Mr. Jekielek: Reproducing.
Gov. Bevin: Reproducing, that they were undesirable. They might be immigrants, they might be uneducated, they might be people of color, but in her estimation, they were not worthy of the human gene pool being proliferated through them. And so she wanted to eliminate them or to sterilize them. And this is exactly what Planned Parenthood is still attempting to do under the guise of women’s reproductive rights.
Mr. Jekielek: You’re also, from what I understand, a big proponent of charter schools, and this is another contentious discussion in the state: public school versus school choice. Tell me a little bit about why?
Gov. Bevin: I’m a big proponent of children having a great education. I don’t care how they get it. And if a child can get the best education possible through public schools, that should be the primary choice. But if they can’t get the best possible education that way, let’s give them whatever possibility exists. And if it’s a charter school, if it’s a private school, if it’s a voucher, I don’t care. I want the children to have every possibility. I want the children and their parents to come before the teacher’s union and what is best for somebody who’s tenured.
The whole purpose of public education is to provide a quality education, to create, as we talked about earlier, these virtuous citizens who can assimilate into the workforce. How best to do that? By creating avenues of possibility. Every child is different. Every community’s different. Every parental decision is different. Let’s give them choices with the public tax dollars.
Mr. Jekielek: We’re going to wrap up in a moment here, but I wanted to ask, there’s on one hand, this huge opportunity in Kentucky that you were describing, on the other hand, quite a few challenges to deal with, some more popular, some less popular. What would you see as your biggest concern or biggest challenge? What would you like to see to be the legacy of your governorship?
Gov. Bevin: I’ll tell you, I’d like the governors of every other state in America to wonder why their children have to go to Kentucky to get a job. That’s what I’d like my legacy to be. But, in the meantime, my greatest fear for America and for Kentucky is our apathy. I’m afraid that we’re falling asleep at the wheel. I’m afraid that we’re the victims of our own success; that we’re so blessed that we have such abundance that we can afford the luxury of not caring. And that’s the beginning of the end. This is when cultures and civilizations crumble from within. The reason I’ve taken on these challenging things is, this is not my career, I’d never studied political science. I didn’t take a single course in political science. I never aspired to politics.

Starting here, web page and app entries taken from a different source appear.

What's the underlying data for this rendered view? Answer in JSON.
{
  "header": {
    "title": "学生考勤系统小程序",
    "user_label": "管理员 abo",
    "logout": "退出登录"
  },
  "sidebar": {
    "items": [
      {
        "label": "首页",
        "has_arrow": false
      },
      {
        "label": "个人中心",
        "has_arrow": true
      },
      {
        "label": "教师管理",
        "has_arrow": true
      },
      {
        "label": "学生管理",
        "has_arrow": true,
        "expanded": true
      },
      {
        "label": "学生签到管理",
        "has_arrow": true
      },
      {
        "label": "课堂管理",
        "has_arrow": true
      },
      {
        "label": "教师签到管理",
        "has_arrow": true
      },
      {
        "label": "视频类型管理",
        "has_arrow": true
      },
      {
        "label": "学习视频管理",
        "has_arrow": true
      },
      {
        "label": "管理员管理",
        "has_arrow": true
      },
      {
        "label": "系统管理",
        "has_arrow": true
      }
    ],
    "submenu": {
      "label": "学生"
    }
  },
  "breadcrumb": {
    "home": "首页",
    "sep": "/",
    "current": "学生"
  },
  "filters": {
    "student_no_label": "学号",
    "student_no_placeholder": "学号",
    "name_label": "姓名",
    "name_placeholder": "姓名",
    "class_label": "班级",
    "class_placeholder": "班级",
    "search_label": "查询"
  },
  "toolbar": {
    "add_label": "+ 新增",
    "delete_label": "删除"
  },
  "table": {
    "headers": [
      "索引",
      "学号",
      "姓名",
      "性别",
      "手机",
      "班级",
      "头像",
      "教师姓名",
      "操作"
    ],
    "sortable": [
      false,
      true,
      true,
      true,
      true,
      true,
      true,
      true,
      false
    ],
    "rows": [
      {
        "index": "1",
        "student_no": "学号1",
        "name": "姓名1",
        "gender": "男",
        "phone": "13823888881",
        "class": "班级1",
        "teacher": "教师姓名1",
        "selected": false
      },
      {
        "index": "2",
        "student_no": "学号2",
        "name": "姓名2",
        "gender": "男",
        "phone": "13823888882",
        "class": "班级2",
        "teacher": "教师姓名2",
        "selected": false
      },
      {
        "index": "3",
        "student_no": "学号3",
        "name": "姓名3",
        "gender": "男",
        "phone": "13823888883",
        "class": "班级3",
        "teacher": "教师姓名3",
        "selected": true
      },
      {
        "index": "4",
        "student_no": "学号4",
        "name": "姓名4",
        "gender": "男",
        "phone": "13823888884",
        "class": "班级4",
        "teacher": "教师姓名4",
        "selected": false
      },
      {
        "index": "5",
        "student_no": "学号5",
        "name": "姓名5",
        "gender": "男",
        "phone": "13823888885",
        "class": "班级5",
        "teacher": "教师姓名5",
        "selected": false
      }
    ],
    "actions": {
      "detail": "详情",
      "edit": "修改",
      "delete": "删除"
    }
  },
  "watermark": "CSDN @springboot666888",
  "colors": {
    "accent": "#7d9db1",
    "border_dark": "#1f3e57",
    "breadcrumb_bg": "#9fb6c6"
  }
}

Mr. Jekielek: Right.
Gov. Bevin: This is my first job. And so I’m willing to take on all of these sacred cows and if some of them need to be turned into hamburger, so be it. This is what we’re gonna do. We’re gonna take these challenges on because it’s the right thing to do. And if the people can handle it, they’ll reelect me. If they can’t, they won’t, and that’s OK.
But we’re going to do the right thing, even if it’s the hard thing.
This interview has been edited for clarity and brevity.